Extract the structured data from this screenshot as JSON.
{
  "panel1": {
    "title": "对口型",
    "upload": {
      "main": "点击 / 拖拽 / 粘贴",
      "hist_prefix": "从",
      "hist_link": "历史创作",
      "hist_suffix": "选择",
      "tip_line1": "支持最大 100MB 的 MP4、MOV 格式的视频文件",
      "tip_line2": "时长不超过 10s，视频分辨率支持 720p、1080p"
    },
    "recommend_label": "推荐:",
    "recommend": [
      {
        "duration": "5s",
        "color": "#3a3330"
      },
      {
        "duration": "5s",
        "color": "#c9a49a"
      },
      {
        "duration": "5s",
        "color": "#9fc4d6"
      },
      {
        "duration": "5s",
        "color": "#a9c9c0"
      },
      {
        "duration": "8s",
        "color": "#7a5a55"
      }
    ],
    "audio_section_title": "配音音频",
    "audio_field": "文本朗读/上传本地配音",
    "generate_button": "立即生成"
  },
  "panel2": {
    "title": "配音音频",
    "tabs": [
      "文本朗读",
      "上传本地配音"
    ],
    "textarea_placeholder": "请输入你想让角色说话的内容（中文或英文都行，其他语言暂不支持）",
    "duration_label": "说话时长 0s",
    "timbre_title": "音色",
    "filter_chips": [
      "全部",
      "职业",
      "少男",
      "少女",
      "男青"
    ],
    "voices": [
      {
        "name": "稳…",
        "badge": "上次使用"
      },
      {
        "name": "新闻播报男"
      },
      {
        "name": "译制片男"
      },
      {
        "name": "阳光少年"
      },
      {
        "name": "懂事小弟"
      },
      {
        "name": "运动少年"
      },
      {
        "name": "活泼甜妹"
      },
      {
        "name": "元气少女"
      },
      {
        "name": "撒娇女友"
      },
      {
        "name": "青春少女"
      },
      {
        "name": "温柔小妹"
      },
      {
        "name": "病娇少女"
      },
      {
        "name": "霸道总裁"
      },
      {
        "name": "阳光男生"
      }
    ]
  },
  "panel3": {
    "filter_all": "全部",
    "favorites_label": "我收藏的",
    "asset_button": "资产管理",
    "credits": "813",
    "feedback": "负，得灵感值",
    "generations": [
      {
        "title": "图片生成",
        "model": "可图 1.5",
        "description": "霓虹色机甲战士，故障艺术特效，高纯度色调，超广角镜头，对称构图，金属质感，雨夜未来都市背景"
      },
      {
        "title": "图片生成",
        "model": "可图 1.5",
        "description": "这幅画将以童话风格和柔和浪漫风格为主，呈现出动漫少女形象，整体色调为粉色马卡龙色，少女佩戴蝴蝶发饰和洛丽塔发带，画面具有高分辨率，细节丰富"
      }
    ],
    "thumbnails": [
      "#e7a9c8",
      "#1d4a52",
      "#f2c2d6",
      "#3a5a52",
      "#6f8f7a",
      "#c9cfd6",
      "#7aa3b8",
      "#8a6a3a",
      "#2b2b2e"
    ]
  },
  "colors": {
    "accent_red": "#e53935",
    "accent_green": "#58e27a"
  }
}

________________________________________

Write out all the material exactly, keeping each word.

Output below -
Extract the structured data from this screenshot as JSON.
{
  "panel1": {
    "title": "对口型",
    "upload": {
      "main": "点击 / 拖拽 / 粘贴",
      "hist_prefix": "从",
      "hist_link": "历史创作",
      "hist_suffix": "选择",
      "tip_line1": "支持最大 100MB 的 MP4、MOV 格式的视频文件",
      "tip_line2": "时长不超过 10s，视频分辨率支持 720p、1080p"
    },
    "recommend_label": "推荐:",
    "recommend": [
      {
        "duration": "5s",
        "color": "#3a3330"
      },
      {
        "duration": "5s",
        "color": "#c9a49a"
      },
      {
        "duration": "5s",
        "color": "#9fc4d6"
      },
      {
        "duration": "5s",
        "color": "#a9c9c0"
      },
      {
        "duration": "8s",
        "color": "#7a5a55"
      }
    ],
    "audio_section_title": "配音音频",
    "audio_field": "文本朗读/上传本地配音",
    "generate_button": "立即生成"
  },
  "panel2": {
    "title": "配音音频",
    "tabs": [
      "文本朗读",
      "上传本地配音"
    ],
    "textarea_placeholder": "请输入你想让角色说话的内容（中文或英文都行，其他语言暂不支持）",
    "duration_label": "说话时长 0s",
    "timbre_title": "音色",
    "filter_chips": [
      "全部",
      "职业",
      "少男",
      "少女",
      "男青"
    ],
    "voices": [
      {
        "name": "稳…",
        "badge": "上次使用"
      },
      {
        "name": "新闻播报男"
      },
      {
        "name": "译制片男"
      },
      {
        "name": "阳光少年"
      },
      {
        "name": "懂事小弟"
      },
      {
        "name": "运动少年"
      },
      {
        "name": "活泼甜妹"
      },
      {
        "name": "元气少女"
      },
      {
        "name": "撒娇女友"
      },
      {
        "name": "青春少女"
      },
      {
        "name": "温柔小妹"
      },
      {
        "name": "病娇少女"
      },
      {
        "name": "霸道总裁"
      },
      {
        "name": "阳光男生"
      }
    ]
  },
  "panel3": {
    "filter_all": "全部",
    "favorites_label": "我收藏的",
    "asset_button": "资产管理",
    "credits": "813",
    "feedback": "负，得灵感值",
    "generations": [
      {
        "title": "图片生成",
        "model": "可图 1.5",
        "description": "霓虹色机甲战士，故障艺术特效，高纯度色调，超广角镜头，对称构图，金属质感，雨夜未来都市背景"
      },
      {
        "title": "图片生成",
        "model": "可图 1.5",
        "description": "这幅画将以童话风格和柔和浪漫风格为主，呈现出动漫少女形象，整体色调为粉色马卡龙色，少女佩戴蝴蝶发饰和洛丽塔发带，画面具有高分辨率，细节丰富"
      }
    ],
    "thumbnails": [
      "#e7a9c8",
      "#1d4a52",
      "#f2c2d6",
      "#3a5a52",
      "#6f8f7a",
      "#c9cfd6",
      "#7aa3b8",
      "#8a6a3a",
      "#2b2b2e"
    ]
  },
  "colors": {
    "accent_red": "#e53935",
    "accent_green": "#58e27a"
  }
}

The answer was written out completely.